# What this task involves
Gather all lines in the data that hold the string "server".
----------------------------------------
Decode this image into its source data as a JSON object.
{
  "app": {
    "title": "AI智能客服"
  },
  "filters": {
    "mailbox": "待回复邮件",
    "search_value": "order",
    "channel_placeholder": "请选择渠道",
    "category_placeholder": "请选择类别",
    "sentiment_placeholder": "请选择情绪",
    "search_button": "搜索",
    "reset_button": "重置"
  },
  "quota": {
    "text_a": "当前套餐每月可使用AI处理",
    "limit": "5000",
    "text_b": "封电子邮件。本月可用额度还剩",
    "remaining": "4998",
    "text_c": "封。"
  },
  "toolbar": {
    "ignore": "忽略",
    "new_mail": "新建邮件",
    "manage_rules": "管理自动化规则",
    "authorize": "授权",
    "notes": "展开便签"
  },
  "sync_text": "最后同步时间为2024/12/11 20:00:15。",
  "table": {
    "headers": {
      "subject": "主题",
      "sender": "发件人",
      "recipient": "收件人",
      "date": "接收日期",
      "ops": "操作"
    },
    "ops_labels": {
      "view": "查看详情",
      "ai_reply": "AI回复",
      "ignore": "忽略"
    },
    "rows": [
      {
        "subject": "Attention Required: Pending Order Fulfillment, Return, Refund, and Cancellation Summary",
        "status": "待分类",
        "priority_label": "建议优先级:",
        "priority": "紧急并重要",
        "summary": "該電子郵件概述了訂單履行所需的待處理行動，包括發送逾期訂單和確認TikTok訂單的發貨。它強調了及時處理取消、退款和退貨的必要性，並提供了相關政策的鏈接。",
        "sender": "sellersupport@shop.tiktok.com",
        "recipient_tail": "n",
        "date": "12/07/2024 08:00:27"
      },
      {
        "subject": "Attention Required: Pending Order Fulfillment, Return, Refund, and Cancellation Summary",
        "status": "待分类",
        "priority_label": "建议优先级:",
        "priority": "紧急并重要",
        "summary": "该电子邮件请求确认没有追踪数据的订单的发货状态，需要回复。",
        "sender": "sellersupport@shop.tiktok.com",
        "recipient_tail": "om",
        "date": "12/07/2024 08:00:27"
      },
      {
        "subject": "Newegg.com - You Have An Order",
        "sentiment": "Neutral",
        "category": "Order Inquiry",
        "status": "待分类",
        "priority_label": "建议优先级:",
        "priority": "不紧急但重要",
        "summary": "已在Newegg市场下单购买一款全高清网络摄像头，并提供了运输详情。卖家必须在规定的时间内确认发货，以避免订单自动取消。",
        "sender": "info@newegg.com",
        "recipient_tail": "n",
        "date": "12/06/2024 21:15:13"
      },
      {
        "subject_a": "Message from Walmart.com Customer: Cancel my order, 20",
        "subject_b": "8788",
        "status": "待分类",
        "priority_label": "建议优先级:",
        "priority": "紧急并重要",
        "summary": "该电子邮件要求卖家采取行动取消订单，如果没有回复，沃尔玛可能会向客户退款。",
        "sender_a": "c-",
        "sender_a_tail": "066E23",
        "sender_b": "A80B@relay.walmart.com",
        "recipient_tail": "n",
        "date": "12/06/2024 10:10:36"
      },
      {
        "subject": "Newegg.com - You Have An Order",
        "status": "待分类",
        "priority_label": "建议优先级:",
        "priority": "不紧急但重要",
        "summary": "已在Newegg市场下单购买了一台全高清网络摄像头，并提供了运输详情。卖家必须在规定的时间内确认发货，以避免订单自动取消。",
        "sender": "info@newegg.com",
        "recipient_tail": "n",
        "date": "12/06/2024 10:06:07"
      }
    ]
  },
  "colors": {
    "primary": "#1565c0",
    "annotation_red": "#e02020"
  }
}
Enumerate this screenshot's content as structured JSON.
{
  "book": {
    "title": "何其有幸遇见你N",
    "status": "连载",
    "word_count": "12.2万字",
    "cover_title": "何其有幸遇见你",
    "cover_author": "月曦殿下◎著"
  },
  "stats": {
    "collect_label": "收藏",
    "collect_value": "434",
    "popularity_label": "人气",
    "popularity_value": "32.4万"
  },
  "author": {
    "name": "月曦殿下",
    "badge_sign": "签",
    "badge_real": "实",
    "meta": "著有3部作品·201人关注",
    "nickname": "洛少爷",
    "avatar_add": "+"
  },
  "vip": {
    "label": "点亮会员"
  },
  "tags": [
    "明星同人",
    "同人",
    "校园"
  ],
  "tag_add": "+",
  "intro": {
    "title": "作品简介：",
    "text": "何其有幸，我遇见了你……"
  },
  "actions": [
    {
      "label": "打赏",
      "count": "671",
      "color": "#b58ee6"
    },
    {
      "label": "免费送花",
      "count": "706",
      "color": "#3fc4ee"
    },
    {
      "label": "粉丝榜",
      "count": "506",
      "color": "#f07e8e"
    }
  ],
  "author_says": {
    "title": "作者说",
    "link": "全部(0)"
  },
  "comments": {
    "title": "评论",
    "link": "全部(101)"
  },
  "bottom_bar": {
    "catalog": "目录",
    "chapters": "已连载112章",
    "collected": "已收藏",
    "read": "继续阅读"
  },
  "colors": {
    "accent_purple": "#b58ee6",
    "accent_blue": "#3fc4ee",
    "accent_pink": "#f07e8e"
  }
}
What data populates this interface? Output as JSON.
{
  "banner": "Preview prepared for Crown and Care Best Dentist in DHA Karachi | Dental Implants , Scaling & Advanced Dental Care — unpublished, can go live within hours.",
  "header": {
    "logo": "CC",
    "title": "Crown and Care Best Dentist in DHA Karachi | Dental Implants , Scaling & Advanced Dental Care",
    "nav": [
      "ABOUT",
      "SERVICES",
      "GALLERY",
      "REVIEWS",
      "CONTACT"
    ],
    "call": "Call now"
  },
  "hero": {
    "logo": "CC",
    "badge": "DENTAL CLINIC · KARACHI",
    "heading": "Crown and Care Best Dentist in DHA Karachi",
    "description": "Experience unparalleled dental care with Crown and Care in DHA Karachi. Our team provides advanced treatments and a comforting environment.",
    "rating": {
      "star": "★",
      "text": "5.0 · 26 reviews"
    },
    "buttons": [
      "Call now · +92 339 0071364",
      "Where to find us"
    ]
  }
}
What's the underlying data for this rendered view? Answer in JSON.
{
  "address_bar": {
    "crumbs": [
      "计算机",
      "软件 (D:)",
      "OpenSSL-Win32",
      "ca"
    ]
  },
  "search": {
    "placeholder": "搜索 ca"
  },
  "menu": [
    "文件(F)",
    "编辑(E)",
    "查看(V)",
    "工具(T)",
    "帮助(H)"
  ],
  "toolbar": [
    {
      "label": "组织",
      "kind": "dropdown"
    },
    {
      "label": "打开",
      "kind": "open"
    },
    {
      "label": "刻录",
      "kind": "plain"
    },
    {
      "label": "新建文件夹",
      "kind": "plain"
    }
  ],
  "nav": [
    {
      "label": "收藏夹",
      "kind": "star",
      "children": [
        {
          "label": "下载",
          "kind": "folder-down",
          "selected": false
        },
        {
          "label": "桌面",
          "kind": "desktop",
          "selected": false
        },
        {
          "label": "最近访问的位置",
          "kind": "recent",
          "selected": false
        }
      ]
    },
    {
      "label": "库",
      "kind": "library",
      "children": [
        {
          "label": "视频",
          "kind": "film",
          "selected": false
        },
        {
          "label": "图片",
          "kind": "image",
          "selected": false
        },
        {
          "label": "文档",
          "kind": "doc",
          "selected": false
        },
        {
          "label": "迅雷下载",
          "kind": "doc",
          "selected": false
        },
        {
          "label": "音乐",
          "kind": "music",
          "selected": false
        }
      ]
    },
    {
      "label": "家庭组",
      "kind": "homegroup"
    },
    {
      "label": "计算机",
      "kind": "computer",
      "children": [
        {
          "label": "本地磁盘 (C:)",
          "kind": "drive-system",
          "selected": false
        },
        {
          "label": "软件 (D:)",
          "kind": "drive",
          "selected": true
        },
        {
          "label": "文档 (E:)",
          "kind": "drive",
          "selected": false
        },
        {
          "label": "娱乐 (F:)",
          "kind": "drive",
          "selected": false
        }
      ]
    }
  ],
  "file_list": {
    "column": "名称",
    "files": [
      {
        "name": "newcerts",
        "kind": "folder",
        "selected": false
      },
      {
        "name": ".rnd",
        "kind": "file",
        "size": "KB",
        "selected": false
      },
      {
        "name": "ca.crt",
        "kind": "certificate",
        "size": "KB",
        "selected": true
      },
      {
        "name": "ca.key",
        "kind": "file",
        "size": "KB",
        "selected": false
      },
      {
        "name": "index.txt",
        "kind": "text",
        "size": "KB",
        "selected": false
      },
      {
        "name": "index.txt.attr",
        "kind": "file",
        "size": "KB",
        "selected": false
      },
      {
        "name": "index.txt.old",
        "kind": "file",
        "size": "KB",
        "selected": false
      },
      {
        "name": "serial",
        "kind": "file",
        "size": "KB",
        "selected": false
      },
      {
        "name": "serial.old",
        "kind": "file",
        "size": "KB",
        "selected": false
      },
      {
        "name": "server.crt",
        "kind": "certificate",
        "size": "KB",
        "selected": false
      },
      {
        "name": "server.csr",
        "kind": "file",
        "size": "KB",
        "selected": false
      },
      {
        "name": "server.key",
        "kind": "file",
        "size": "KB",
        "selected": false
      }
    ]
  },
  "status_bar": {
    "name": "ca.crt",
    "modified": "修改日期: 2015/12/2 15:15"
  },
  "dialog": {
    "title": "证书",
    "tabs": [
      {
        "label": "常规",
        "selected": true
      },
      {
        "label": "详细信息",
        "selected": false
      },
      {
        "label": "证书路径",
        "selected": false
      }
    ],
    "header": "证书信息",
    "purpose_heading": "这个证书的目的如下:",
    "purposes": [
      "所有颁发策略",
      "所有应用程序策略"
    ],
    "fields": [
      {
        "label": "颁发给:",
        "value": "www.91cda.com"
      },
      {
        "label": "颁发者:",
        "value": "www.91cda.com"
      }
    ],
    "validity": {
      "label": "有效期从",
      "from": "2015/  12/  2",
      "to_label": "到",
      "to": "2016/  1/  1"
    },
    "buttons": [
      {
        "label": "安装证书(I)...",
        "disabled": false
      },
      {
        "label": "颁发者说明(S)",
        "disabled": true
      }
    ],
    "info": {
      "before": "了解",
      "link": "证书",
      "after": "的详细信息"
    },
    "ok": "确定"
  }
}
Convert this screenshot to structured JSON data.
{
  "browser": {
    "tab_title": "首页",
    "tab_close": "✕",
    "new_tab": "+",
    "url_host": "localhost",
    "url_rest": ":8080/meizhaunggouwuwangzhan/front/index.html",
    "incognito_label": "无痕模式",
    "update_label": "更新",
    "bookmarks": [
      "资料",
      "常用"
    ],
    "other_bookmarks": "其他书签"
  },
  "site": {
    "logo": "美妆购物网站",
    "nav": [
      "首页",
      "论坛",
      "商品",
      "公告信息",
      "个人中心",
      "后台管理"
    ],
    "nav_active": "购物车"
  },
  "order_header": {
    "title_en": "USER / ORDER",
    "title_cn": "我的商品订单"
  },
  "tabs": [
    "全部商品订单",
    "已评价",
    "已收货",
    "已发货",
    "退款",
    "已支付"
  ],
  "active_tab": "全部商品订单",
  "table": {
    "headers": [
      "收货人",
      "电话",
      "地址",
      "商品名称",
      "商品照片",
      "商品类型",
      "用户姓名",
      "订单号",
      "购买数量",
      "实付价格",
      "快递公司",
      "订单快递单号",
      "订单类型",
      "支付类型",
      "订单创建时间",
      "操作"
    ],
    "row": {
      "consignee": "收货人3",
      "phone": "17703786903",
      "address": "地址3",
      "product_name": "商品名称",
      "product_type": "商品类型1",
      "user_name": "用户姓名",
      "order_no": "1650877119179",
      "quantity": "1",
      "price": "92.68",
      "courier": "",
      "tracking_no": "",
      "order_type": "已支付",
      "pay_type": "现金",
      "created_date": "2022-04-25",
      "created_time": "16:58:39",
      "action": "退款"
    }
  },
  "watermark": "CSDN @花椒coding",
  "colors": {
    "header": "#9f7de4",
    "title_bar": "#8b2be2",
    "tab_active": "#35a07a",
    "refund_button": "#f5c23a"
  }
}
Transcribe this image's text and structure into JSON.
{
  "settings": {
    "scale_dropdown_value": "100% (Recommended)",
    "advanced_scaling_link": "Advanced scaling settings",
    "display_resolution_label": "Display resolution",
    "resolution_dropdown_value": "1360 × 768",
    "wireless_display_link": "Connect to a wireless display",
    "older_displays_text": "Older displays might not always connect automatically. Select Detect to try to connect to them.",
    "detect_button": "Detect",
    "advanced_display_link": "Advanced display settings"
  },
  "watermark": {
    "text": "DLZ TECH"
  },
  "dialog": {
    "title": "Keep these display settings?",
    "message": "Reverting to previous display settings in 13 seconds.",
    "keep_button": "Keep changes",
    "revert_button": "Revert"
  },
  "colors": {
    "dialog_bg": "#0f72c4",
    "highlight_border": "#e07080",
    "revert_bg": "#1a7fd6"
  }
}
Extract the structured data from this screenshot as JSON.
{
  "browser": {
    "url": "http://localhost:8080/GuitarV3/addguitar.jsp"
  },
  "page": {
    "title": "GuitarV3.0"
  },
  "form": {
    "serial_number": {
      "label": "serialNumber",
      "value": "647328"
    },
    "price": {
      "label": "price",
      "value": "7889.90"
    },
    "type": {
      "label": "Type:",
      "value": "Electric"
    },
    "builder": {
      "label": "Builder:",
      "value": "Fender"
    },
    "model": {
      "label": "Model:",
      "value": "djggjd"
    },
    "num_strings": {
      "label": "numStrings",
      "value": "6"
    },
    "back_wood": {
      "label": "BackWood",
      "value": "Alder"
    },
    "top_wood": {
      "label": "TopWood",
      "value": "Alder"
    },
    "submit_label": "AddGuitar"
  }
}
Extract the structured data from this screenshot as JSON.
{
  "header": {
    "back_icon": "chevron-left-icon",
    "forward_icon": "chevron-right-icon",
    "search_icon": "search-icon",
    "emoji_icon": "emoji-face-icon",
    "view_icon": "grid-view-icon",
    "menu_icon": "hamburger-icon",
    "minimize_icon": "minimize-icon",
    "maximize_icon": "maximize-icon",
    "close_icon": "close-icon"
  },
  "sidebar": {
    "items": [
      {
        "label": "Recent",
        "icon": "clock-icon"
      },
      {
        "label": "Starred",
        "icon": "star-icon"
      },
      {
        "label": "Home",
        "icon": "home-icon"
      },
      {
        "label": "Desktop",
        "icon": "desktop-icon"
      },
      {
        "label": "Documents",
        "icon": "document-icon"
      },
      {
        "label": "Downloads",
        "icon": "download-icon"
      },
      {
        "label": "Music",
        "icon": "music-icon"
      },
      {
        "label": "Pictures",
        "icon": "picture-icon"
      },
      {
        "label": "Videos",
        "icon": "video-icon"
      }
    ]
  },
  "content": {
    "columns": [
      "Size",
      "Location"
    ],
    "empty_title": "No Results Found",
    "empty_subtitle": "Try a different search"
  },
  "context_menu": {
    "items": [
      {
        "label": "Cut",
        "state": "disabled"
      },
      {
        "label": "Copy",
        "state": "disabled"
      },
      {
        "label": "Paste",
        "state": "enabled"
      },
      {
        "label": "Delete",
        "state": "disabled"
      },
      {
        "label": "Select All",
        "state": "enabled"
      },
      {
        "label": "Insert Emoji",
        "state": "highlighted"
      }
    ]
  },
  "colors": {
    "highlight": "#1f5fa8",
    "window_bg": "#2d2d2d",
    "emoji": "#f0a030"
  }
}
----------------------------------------
# Finished task
        "name": "server.crt",
        "name": "server.csr",
        "name": "server.key",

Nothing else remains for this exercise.